Productivity, Debt, and Taxes

March 31, 2010 Leave a comment

A Reuters blogger, James Pethokoukis, claims that the United States is about to enter into a 20-year period of slow growth. He cites as evidence for his claim a paper written by Robert Gordon, an economist at Northwestern University. However, Pethokoukis doesn’t provide a link to the original paper; therefore, it’s hard to judge how much of this is an accurate interpretation of the economist’s conclusions.

But the argument presented is a rather stark one:
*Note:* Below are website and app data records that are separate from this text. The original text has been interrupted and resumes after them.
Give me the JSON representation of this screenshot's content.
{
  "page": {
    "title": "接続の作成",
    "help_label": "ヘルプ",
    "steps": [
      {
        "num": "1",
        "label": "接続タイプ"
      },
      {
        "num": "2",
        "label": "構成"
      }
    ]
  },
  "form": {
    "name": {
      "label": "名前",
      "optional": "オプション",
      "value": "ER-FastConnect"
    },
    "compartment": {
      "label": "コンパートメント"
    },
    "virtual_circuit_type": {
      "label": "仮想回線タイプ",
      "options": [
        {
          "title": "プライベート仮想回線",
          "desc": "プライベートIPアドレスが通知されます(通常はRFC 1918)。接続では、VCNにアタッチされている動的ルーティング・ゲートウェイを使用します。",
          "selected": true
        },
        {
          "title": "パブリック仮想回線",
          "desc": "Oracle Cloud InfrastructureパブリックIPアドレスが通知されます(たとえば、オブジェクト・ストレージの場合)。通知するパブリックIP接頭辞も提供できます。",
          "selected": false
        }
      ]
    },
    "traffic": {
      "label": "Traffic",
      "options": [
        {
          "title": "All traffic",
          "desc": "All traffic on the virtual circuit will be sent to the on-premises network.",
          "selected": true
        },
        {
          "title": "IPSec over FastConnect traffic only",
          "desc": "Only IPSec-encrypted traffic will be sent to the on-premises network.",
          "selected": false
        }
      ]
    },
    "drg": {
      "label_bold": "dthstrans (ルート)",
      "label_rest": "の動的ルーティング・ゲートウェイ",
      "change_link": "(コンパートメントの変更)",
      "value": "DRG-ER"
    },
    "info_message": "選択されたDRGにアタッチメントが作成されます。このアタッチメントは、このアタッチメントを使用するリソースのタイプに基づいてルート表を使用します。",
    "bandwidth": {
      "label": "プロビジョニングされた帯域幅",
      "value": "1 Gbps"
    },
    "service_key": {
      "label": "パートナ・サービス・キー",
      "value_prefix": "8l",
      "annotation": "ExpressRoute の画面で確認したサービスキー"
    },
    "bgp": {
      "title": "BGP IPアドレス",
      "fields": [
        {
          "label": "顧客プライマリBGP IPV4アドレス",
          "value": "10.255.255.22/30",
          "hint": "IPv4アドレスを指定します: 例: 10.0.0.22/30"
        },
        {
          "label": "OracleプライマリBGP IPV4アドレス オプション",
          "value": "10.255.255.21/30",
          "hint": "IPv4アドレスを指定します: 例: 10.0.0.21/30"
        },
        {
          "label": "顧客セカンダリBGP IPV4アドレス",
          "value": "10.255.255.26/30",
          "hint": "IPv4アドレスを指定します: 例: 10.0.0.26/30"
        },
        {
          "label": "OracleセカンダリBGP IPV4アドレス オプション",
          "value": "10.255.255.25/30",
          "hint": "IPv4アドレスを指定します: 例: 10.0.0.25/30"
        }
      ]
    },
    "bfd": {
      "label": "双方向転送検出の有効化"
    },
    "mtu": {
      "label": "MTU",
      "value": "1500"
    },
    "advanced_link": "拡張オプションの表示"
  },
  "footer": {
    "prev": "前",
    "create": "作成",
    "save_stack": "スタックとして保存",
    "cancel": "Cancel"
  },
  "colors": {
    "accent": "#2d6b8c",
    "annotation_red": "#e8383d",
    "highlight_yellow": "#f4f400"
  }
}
Gordon’s argument is simple: The productivity surge starting in the 1990s was driven primarily by the Internet, though drastic corporate cost-cutting in the early 2000s helped, too. Going forward, though, Gordon thinks the IT revolution will be marked by diminishing returns. He concludes, for instance, that most of the product innovations since 2000, like flat screen TVs and iPods, have been directed at consumer enjoyment rather than business productivity. (Also not helping are a more protectionist trade policy and a tax code where the penalties on savings and investment are about to skyrocket with rates soaring 60 percent on capital gains and 200 percent on dividends.)

All this dovetails nicely with research showing financial crises are followed by negative, long-term side-effects such as slow economic growth and higher interest rates. Lots of debt, too. Indeed, researchers Carmen Reinhart and Kenneth Rogoff find advanced economies with debt-to-GDP ratios above 90 percent grow more slowly than less-indebted ones. (Japan is the classic example.) America is on track to hit that level in 2020, according to the Congressional Budget Office.

Categories: Current Affairs, Debt, Economy, Jobs

Loss Aversion

March 31, 2010 Leave a comment

Felix Salmon has a rather interesting blog post about loss aversion and sovereign investors:

Much has been written on the behavioral economics of loss aversion, where the pain of losing a certain amount of money is nearly always greater than the pleasure of gaining an identical amount. And what’s true of a country’s citizens is often true of its government, which is why the question of whether or not governments are making a profit on their bank bailouts is an interesting and important one.

He continues:

But the point is that if Treasury continues to speculate now, it’s mere speculation. When it was underwater on its investment, it at least could say that it was holding on to its stake until the share price rose enough that it could get its money back. Yes, that’s a form of speculation too. But it’s somehow a more acceptable form of speculation to hold onto an investment in the hope that you won’t lose money than it is to hold onto a profitable investment in the hope that you’ll make even more money.

Indeed, the whole argument about whether or not banks should mark their assets to market is at heart an argument about this very question. If banks hold loans on their books at par, even if they could never get 100 cents on the dollar for those loans in the secondary market, they’re essentially speculating that the value of the loans will return, over time, to more than they lent out in the first place. But they don’t call it speculation, they call it “commitment to our valued clients through thick and thin”, or something like that.

This is all very interesting, and I think Felix (and the behavioral economists) are correct when they say that the pain of a loss exceeds the pleasure of a gain. At least, intuition suggests that that is how man thinks. But, this makes me wonder: if man is so averse to losses, why is there such a clamor for short sales and mortgage cram-downs? Those are nothing if not recognition of losses made on a crappy investment.

A side question about real estate: Given that debt-financed assets lose value as interest rates increase, and most residential real estate is financed with debt, why do people claim that real estate is an inflation hedge? The likely answer is that most people who acquire real estate don’t really know what they’re buying and don’t understand its underlying economics.